Donald Trump Reuters

Donald Trump’s surprising win may have spurred increased chatter among some Americans — Jews among them — about moving to Canada. But for Israelis, at least, the U.S. hasn’t lost its luster.

Citizens of the Jewish state are as eager as ever to visit, and Trump’s election apparently hasn’t altered any of their travel plans.

On Monday morning, dozens of Israelis lined up outside the U.S. Embassy here to acquire American travel documents. While the embassy does not provide official numbers about applications, guards outside the building said some 600 to 700 people were coming from throughout the country every day — in other words, business as usual.

About a dozen Israelis spoke to JTA as they left the embassy’s sprawling beachside compound, many clutching new passports or visas.

Being familiar with Israel’s fragmented politics, they were not completely shocked by Trump’s divisive rise. Though some voiced concern about his experience and temperament, all agreed that the former reality TV star would likely do a better job than President Barack Obama had of protecting the interests of Israel and the Jews, which they did not seem to distinguish.

“I think we’ve heard the real voice of what’s happening in the U.S.,” said Rachel Baram, a 39-year-old Israeli-American manager at a web development company who was renewing her U.S. passport ahead of an upcoming business trip to Orlando, Florida. “After the shock, I’m kind of optimistic. I think Trump could get things done because he’s not an idealist.

“I do think he’s kind of nuts, though,” she added, half whispering.

Baram said Trump appealed to so many Americans partly because the left pushed its agenda too hard under Obama — just as Israelis did in trying to make peace with the Palestinian Arabs.

“It’s the same right-left issues we have here,” she said. “The left bullies people, and it creates resentment. Then you get these reality TV politics.

“But I’m not worried about American Jews, and I think the starting point for Israel is better than it was with Obama. At least he won’t focus just on the (Jewish) settlements.”

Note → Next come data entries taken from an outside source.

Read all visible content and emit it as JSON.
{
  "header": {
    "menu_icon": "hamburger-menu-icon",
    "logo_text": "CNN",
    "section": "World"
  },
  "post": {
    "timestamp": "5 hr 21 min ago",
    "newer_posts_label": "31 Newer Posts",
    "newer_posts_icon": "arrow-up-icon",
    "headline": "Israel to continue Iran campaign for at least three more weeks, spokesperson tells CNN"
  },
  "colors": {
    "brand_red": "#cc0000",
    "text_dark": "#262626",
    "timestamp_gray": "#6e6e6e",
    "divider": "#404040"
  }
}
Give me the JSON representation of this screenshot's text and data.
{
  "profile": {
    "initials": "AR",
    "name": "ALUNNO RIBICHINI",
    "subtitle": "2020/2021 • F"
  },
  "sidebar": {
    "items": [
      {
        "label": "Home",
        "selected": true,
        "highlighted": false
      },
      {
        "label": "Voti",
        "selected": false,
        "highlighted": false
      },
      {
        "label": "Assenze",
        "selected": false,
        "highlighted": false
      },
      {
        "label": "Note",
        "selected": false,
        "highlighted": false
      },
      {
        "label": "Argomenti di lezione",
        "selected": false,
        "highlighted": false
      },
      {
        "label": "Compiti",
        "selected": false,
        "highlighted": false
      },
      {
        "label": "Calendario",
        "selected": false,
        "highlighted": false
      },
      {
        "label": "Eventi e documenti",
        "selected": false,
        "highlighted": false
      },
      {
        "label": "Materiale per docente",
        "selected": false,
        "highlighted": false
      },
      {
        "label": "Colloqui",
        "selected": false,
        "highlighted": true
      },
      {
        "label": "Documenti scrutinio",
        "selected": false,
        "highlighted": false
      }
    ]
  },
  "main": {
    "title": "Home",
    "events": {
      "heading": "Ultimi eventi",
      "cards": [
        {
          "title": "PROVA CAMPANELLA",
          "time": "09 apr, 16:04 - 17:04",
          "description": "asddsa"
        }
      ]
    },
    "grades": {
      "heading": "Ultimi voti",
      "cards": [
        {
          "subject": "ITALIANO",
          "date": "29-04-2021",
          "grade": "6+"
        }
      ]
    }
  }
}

Prior to the election, a survey found that Israelis would have preferred to see Hillary Clinton, a Democrat, in the White House over the Republican Trump, 43 to 34 percent — even though 38 percent thought Trump would be better for Israel compared to 33 percent who said Clinton.

According to an Election Day poll, 70 percent of American Jews voted for Clinton while 25 percent cast their ballots for Trump.